“Ulysses” was never banned in Ireland. People there who hated the book weren’t simply offended by the obscenity. They didn’t like what they saw of themselves in it. George Bernard Shaw called the novel’s language “blackguardly,” and said that his own hand could never have formed the words. But he conceded that the book was a masterpiece. He, too, had been a young man in Dublin, and he recognized the city he had known. “ ‘Ulysses’ is a document,” he told a friend, “the outcome of a passion for documentation that is as fundamental as the artistic passion. . . . If a man holds up a mirror to your nature and shows you that it needs washing—not whitewashing—it is no use breaking the mirror.” As Joyce said when he was told that his aunt Josephine had refused to read the book, “If ‘Ulysses’ isn’t fit to read, life isn’t fit to live.”
Henry James, in an essay called “The Art of Fiction,” in 1884, said that in England and America people see more than they think it’s proper to say, and they say more than they think it’s proper to read. More than any other English writer, Joyce destroyed that decorum. He paid a terrible price for it.

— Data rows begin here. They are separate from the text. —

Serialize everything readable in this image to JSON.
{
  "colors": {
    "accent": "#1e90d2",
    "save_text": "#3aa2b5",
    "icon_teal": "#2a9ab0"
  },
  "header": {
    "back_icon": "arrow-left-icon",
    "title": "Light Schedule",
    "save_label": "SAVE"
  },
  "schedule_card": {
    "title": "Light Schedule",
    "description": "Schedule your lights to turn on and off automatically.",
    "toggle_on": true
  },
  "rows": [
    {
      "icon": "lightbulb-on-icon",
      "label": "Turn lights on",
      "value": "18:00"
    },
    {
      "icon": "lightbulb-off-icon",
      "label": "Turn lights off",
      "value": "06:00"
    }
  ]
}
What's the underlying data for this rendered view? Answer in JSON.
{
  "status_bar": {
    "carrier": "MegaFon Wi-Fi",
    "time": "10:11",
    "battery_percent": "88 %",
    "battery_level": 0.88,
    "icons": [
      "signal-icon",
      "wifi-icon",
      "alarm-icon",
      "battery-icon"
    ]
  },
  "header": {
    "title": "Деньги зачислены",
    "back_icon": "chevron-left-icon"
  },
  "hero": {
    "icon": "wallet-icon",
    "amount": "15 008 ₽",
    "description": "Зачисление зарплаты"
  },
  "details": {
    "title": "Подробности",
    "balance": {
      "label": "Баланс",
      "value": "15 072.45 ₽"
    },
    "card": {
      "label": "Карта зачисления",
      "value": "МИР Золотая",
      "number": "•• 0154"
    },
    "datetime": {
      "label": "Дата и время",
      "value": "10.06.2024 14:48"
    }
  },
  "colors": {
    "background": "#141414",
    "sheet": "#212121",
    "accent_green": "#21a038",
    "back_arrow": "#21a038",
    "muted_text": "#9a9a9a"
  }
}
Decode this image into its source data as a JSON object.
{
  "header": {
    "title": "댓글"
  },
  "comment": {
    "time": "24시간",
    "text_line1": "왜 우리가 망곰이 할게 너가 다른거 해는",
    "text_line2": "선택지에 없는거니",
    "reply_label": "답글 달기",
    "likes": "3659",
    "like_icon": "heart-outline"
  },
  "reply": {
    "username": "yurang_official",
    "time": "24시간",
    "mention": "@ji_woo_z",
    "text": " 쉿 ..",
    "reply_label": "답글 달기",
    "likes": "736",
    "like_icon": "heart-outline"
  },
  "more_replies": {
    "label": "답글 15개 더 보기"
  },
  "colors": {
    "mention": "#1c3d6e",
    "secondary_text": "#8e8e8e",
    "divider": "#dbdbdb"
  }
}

Joyce persisted in what he called his “voluntary exile” in order to write the way he wanted to write. This meant that he had to endure continual rejection and critical abuse. His writing was repeatedly censored, and his greatest work had to be published in France, where it was set by French printers, who introduced thousands of typos into the text. The obscenity trial of “Ulysses” in the United States was by no means a pro-forma affair: when the American trial-court judge, John Woolsey, declared “Ulysses” not obscene, in 1933, the Justice Department appealed, and the decision had to be confirmed by the United States Court of Appeals for the Second Circuit. But by his persistence Joyce established a principle, which is that the artist must have absolute freedom to work with the world he or she has stumbled across, the world as it is. That most of us now take this for granted is largely because of him.
Terrific essay by Louis Menand on Joyce and his biographers, and the sense they did or did not make of his works, on the occasion of the publication of a new bio. In the New Yorker, link via Shakespeare & Co. bookshop email newsletter.